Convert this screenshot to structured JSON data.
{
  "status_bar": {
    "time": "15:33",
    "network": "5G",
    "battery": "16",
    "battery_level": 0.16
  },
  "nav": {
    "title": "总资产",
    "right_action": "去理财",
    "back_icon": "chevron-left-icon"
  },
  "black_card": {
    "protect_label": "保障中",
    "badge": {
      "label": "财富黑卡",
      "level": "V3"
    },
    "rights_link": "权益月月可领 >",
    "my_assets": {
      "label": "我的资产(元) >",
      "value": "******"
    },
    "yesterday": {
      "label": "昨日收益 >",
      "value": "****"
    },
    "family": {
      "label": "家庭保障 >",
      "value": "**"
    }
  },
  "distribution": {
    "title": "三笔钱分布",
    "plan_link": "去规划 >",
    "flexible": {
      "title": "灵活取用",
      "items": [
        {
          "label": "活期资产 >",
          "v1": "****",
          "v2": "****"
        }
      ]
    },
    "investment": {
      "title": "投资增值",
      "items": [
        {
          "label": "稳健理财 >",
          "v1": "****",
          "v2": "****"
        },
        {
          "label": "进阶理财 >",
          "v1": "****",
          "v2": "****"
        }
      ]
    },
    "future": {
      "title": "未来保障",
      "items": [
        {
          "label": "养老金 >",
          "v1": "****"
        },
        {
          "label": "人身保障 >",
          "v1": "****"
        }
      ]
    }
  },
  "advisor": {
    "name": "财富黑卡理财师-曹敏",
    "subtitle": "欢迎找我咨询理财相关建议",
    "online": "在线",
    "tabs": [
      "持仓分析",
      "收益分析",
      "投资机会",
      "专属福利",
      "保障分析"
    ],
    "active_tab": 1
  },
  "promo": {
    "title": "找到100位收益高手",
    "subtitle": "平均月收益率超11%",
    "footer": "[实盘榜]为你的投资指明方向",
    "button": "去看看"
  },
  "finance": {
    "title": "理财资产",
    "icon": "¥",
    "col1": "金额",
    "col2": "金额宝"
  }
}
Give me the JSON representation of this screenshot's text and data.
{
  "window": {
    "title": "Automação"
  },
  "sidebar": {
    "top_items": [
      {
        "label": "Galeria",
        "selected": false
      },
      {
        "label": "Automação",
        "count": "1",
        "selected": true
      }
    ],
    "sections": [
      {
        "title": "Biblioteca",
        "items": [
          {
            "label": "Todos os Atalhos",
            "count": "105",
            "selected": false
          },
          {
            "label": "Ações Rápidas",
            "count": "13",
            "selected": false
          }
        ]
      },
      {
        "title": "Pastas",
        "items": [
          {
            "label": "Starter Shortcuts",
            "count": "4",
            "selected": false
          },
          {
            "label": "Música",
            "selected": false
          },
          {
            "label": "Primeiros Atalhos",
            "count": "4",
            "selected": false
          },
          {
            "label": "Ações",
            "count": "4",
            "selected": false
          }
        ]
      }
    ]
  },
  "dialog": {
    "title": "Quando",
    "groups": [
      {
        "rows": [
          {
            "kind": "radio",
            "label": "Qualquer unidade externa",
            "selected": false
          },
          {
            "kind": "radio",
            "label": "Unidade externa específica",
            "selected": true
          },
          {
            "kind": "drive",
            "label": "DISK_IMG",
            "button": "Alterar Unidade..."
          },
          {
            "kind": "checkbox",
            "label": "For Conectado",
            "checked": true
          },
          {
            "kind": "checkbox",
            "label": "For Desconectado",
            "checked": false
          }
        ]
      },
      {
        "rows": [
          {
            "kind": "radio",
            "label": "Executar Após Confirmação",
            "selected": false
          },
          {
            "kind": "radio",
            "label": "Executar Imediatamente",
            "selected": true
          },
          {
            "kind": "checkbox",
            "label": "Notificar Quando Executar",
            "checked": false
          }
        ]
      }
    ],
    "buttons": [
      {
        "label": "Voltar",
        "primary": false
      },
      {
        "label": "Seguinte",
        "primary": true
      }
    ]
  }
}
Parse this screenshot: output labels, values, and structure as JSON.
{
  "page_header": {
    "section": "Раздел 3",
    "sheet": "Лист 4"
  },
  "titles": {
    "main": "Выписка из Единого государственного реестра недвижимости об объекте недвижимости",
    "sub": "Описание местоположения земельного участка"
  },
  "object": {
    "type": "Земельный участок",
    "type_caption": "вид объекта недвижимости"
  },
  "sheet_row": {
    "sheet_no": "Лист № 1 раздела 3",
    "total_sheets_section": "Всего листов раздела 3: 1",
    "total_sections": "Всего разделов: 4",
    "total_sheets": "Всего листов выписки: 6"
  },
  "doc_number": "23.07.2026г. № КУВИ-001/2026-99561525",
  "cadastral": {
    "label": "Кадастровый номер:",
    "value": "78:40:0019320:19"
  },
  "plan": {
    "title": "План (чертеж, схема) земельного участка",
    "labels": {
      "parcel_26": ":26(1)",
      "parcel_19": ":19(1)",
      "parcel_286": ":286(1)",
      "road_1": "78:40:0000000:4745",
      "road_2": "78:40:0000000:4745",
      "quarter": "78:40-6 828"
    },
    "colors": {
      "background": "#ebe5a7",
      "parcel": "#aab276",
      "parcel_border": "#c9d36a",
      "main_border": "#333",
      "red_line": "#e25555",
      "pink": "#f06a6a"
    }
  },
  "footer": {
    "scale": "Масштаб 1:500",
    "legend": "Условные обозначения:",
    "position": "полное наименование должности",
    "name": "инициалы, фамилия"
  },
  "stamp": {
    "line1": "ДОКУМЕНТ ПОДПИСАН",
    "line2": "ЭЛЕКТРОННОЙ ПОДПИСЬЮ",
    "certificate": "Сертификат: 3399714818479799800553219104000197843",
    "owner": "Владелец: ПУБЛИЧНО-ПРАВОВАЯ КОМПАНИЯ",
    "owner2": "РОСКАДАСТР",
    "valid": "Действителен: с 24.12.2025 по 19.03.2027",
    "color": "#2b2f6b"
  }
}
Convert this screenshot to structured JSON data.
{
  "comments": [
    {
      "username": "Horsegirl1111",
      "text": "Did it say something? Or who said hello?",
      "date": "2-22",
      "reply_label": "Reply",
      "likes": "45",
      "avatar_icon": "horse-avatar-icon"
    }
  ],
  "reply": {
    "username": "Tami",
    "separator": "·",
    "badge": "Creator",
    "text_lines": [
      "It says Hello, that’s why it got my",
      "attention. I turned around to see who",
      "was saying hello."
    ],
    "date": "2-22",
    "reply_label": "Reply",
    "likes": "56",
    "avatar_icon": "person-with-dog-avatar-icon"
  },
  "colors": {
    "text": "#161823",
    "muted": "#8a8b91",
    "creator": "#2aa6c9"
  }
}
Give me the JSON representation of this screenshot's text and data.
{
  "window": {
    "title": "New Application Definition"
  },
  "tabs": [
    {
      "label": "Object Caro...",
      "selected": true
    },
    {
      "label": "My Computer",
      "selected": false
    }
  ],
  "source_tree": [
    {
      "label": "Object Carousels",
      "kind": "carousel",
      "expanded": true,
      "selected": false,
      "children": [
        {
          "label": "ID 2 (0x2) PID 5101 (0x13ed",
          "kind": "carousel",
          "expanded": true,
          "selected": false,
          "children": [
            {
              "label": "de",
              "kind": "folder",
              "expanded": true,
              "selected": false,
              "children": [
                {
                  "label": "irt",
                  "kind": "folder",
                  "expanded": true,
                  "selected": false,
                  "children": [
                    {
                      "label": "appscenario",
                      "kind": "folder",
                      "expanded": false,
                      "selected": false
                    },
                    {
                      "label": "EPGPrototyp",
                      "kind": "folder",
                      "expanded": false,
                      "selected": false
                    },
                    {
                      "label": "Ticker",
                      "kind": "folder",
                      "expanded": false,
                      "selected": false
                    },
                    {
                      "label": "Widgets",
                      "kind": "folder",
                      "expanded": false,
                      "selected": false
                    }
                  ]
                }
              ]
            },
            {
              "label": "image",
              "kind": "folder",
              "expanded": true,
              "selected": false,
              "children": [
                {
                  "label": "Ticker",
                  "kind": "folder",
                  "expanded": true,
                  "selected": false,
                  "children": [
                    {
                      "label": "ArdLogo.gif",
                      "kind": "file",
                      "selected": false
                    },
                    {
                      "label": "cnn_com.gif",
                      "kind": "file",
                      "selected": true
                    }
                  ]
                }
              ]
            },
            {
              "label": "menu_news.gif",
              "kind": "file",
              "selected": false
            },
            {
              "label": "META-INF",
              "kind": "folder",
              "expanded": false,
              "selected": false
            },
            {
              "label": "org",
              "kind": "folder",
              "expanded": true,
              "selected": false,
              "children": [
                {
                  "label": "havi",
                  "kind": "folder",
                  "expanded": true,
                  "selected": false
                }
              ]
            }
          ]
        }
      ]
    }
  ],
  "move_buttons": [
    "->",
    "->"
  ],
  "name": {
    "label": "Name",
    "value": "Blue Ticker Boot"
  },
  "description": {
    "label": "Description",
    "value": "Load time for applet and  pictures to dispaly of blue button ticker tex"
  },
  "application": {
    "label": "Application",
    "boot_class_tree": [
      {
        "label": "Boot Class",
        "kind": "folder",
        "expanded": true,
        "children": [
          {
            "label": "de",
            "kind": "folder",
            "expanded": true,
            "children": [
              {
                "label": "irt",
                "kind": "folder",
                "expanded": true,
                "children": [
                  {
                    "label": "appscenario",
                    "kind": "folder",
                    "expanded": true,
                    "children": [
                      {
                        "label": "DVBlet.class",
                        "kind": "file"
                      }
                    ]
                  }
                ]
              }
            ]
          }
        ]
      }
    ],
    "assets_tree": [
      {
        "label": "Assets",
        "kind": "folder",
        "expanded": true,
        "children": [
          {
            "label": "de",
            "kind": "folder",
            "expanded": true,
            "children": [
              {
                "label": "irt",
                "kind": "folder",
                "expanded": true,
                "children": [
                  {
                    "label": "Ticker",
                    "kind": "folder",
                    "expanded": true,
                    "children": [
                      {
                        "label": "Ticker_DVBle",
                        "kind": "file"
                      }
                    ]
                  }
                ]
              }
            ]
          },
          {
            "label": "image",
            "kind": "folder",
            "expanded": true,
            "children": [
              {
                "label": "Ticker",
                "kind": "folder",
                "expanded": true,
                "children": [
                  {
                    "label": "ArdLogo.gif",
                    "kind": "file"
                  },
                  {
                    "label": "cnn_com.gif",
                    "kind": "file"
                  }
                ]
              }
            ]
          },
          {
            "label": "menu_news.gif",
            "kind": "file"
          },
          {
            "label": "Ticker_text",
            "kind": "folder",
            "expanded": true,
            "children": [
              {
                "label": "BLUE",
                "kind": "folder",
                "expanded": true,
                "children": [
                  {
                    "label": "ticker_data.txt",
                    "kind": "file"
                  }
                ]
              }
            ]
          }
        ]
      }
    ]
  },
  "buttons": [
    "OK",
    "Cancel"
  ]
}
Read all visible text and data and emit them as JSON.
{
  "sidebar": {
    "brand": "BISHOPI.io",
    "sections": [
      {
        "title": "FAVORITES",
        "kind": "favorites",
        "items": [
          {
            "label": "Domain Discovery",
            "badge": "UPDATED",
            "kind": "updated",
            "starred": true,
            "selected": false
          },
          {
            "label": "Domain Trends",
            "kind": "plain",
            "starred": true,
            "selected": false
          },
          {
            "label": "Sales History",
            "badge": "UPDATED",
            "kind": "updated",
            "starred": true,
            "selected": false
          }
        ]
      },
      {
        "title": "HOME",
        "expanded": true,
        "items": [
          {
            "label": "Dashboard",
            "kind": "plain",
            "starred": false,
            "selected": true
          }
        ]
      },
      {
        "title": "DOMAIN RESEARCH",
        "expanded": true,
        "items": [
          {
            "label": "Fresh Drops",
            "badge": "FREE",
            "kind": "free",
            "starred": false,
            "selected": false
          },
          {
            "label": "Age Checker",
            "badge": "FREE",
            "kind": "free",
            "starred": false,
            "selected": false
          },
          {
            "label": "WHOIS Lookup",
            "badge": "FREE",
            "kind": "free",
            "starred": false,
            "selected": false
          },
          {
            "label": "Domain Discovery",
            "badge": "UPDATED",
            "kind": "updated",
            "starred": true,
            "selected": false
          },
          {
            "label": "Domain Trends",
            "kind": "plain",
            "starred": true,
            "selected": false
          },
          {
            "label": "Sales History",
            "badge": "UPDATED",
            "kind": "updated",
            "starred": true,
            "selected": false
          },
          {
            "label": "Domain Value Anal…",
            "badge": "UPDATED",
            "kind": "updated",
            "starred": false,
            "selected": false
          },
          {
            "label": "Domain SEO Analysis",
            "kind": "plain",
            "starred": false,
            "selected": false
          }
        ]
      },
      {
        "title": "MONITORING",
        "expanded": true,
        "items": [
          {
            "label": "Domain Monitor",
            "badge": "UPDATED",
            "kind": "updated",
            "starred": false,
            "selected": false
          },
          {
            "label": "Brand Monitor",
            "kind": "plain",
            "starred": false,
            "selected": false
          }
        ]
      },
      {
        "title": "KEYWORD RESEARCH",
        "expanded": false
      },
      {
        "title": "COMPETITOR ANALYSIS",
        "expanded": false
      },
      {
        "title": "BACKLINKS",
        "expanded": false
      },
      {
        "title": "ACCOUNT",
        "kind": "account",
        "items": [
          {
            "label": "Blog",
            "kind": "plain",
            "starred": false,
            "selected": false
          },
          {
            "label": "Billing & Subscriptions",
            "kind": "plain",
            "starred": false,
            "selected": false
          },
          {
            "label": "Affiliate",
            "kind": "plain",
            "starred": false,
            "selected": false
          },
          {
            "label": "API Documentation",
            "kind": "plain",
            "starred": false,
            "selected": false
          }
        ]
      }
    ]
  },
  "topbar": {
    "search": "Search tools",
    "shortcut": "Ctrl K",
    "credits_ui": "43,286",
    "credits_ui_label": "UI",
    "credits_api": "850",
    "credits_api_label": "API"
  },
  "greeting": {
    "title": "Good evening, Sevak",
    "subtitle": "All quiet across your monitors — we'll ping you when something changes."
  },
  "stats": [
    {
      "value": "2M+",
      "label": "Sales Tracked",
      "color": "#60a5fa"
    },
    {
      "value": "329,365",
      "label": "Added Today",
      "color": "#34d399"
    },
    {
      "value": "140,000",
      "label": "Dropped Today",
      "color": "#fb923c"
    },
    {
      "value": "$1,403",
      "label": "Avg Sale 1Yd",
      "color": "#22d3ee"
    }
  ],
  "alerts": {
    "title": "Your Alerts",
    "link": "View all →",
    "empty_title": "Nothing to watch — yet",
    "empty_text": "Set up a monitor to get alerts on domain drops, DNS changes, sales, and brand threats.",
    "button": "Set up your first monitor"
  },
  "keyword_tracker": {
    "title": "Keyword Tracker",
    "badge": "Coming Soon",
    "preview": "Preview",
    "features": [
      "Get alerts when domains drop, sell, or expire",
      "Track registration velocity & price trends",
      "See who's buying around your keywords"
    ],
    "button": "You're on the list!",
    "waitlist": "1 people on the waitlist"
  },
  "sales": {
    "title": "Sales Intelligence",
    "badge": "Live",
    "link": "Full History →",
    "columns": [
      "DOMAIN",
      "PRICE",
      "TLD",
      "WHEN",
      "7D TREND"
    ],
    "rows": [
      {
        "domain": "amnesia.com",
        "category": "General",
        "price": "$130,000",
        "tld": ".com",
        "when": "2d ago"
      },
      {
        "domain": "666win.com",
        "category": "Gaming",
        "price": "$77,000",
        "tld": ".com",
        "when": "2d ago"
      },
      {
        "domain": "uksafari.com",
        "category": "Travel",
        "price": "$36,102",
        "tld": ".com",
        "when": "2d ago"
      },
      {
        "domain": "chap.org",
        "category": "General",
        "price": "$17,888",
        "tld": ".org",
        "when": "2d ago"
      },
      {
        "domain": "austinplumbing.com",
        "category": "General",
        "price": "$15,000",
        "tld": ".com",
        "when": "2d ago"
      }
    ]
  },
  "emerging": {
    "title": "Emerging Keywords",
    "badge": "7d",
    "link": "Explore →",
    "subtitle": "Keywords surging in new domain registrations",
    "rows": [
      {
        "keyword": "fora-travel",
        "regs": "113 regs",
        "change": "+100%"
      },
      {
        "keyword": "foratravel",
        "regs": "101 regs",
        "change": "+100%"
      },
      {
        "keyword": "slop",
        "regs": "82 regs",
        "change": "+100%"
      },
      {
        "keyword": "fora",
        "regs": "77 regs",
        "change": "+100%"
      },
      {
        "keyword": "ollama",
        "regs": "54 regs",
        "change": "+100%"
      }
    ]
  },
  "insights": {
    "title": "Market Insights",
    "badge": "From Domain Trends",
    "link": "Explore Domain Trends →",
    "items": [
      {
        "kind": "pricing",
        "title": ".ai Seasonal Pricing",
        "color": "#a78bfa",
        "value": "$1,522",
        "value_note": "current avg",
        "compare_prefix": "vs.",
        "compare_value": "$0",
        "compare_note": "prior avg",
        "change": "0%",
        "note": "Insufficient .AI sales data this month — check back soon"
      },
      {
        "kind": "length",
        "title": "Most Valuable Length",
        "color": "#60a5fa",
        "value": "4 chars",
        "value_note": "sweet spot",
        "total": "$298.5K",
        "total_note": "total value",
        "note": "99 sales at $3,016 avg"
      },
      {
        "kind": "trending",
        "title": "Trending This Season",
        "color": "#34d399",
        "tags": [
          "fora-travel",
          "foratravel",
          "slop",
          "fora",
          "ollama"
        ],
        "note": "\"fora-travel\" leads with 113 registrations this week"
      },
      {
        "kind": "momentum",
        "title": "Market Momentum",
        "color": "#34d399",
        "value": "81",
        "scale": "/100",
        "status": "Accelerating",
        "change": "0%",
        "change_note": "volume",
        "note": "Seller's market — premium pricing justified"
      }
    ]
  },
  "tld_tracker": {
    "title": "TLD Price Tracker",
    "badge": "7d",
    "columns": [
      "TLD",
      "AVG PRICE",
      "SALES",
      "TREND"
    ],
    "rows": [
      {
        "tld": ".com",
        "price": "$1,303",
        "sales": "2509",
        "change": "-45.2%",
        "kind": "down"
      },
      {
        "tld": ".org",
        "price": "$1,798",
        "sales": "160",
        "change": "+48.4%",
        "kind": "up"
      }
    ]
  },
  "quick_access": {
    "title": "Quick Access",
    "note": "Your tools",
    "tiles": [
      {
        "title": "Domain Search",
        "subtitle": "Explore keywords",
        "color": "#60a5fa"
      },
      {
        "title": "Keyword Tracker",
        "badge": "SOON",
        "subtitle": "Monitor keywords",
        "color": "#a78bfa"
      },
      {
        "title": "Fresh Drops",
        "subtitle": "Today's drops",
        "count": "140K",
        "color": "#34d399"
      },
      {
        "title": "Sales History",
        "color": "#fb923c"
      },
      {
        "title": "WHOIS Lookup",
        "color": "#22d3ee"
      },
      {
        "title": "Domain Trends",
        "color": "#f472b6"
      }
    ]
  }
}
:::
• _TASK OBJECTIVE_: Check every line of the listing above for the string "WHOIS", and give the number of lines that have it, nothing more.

• _ANSWER FOR THE TASK_: 2